The invasiveness of a chin augmentation procedure depends upon the extent of work Dr. Preminger must perform in order to achieve the optimal, expected result. For some patients, an implantation is all that is required to round out the chin and jawline. For others, it may be necessary to reposition bones prior to inserting the chin implant – which will require a longer procedure and heavier sedation.
In the former, less extensive procedure, Dr. Preminger will likely place the patient under general anesthesia prior to making an incision either inside the patient’s mouth or along the patient’s upper chin area. From there, a “pocket” is created in front of the chin bone and the implant is placed.
Chin implants are made out of silicon, Teflon, Dacron, or actual bone – and the device is attached to the bone with either sutures or screws. Lastly, the incision is sutured shut.
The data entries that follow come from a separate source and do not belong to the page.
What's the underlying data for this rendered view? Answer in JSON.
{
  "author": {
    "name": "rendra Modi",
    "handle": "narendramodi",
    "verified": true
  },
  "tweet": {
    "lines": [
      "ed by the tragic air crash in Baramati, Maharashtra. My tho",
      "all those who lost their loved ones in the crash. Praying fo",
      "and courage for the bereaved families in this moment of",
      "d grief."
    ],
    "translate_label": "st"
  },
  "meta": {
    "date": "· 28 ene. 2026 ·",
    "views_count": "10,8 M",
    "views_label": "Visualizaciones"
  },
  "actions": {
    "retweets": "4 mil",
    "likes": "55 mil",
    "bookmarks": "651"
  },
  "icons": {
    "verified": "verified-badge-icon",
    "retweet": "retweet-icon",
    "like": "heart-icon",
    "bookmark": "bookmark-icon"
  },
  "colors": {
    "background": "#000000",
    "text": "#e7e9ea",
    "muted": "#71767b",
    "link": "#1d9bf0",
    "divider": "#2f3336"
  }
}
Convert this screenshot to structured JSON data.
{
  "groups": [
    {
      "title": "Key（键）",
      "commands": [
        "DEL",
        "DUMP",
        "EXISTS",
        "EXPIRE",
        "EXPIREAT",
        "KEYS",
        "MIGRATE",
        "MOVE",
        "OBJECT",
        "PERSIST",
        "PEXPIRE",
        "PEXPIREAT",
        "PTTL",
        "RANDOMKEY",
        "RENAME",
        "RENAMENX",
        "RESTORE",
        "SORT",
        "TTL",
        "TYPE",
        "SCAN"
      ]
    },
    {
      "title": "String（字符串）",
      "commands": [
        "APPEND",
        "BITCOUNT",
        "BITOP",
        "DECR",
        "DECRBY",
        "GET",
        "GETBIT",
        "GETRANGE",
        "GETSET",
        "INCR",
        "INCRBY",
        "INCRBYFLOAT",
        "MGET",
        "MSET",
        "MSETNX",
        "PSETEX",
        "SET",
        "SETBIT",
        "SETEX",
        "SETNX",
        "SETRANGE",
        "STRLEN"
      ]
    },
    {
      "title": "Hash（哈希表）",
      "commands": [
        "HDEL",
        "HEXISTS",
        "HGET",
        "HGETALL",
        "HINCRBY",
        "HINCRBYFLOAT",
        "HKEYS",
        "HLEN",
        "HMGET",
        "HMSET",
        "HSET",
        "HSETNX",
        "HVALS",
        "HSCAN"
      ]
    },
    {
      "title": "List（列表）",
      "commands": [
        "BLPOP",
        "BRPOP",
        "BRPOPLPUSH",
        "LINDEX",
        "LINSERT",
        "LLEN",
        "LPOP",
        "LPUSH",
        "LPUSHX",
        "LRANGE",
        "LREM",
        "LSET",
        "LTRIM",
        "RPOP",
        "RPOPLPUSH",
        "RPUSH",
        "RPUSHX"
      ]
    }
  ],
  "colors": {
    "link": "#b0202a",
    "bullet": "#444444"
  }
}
If the procedure will require a repositioning of the patient’s bone, Dr. Preminger will order general anesthesia prior to making an incision inside the mouth along the bottom gum line. A bone saw or chisel is then used to make a cut through the jaw bone itself, which is then repositioned and screwed in place. This procedure takes between one and three hours, and does not result in any visible scarring.